What the task asks. Every entry is to be set down a second time, precisely as written.

▼

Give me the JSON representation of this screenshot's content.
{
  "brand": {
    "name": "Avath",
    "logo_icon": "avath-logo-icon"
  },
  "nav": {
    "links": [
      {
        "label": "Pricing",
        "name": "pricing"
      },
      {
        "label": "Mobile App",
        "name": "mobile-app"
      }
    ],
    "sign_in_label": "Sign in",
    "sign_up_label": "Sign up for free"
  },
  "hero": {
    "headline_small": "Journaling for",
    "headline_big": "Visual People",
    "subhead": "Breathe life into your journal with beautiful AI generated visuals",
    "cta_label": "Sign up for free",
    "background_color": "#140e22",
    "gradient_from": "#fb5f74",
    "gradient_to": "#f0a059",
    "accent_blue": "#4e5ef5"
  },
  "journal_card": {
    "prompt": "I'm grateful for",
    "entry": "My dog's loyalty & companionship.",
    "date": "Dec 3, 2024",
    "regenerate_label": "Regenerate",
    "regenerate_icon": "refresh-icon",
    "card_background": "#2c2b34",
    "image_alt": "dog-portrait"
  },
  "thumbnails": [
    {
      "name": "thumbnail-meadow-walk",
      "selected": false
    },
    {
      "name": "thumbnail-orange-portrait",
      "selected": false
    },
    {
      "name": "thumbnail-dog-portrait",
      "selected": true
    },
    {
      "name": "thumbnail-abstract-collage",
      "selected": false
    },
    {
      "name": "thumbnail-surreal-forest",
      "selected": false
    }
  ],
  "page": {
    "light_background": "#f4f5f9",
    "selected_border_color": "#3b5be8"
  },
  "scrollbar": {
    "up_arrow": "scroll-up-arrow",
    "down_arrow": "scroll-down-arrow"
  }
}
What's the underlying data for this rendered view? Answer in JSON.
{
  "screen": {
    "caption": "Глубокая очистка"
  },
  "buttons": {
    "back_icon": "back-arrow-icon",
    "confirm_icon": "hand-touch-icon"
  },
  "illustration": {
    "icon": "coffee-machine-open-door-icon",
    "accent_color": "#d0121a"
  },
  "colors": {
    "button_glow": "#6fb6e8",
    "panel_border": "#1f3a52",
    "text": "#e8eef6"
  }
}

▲

Completed exercise.
Give me the JSON representation of this screenshot's content.
{
  "brand": {
    "name": "Avath",
    "logo_icon": "avath-logo-icon"
  },
  "nav": {
    "links": [
      {
        "label": "Pricing",
        "name": "pricing"
      },
      {
        "label": "Mobile App",
        "name": "mobile-app"
      }
    ],
    "sign_in_label": "Sign in",
    "sign_up_label": "Sign up for free"
  },
  "hero": {
    "headline_small": "Journaling for",
    "headline_big": "Visual People",
    "subhead": "Breathe life into your journal with beautiful AI generated visuals",
    "cta_label": "Sign up for free",
    "background_color": "#140e22",
    "gradient_from": "#fb5f74",
    "gradient_to": "#f0a059",
    "accent_blue": "#4e5ef5"
  },
  "journal_card": {
    "prompt": "I'm grateful for",
    "entry": "My dog's loyalty & companionship.",
    "date": "Dec 3, 2024",
    "regenerate_label": "Regenerate",
    "regenerate_icon": "refresh-icon",
    "card_background": "#2c2b34",
    "image_alt": "dog-portrait"
  },
  "thumbnails": [
    {
      "name": "thumbnail-meadow-walk",
      "selected": false
    },
    {
      "name": "thumbnail-orange-portrait",
      "selected": false
    },
    {
      "name": "thumbnail-dog-portrait",
      "selected": true
    },
    {
      "name": "thumbnail-abstract-collage",
      "selected": false
    },
    {
      "name": "thumbnail-surreal-forest",
      "selected": false
    }
  ],
  "page": {
    "light_background": "#f4f5f9",
    "selected_border_color": "#3b5be8"
  },
  "scrollbar": {
    "up_arrow": "scroll-up-arrow",
    "down_arrow": "scroll-down-arrow"
  }
}
What's the underlying data for this rendered view? Answer in JSON.
{
  "screen": {
    "caption": "Глубокая очистка"
  },
  "buttons": {
    "back_icon": "back-arrow-icon",
    "confirm_icon": "hand-touch-icon"
  },
  "illustration": {
    "icon": "coffee-machine-open-door-icon",
    "accent_color": "#d0121a"
  },
  "colors": {
    "button_glow": "#6fb6e8",
    "panel_border": "#1f3a52",
    "text": "#e8eef6"
  }
}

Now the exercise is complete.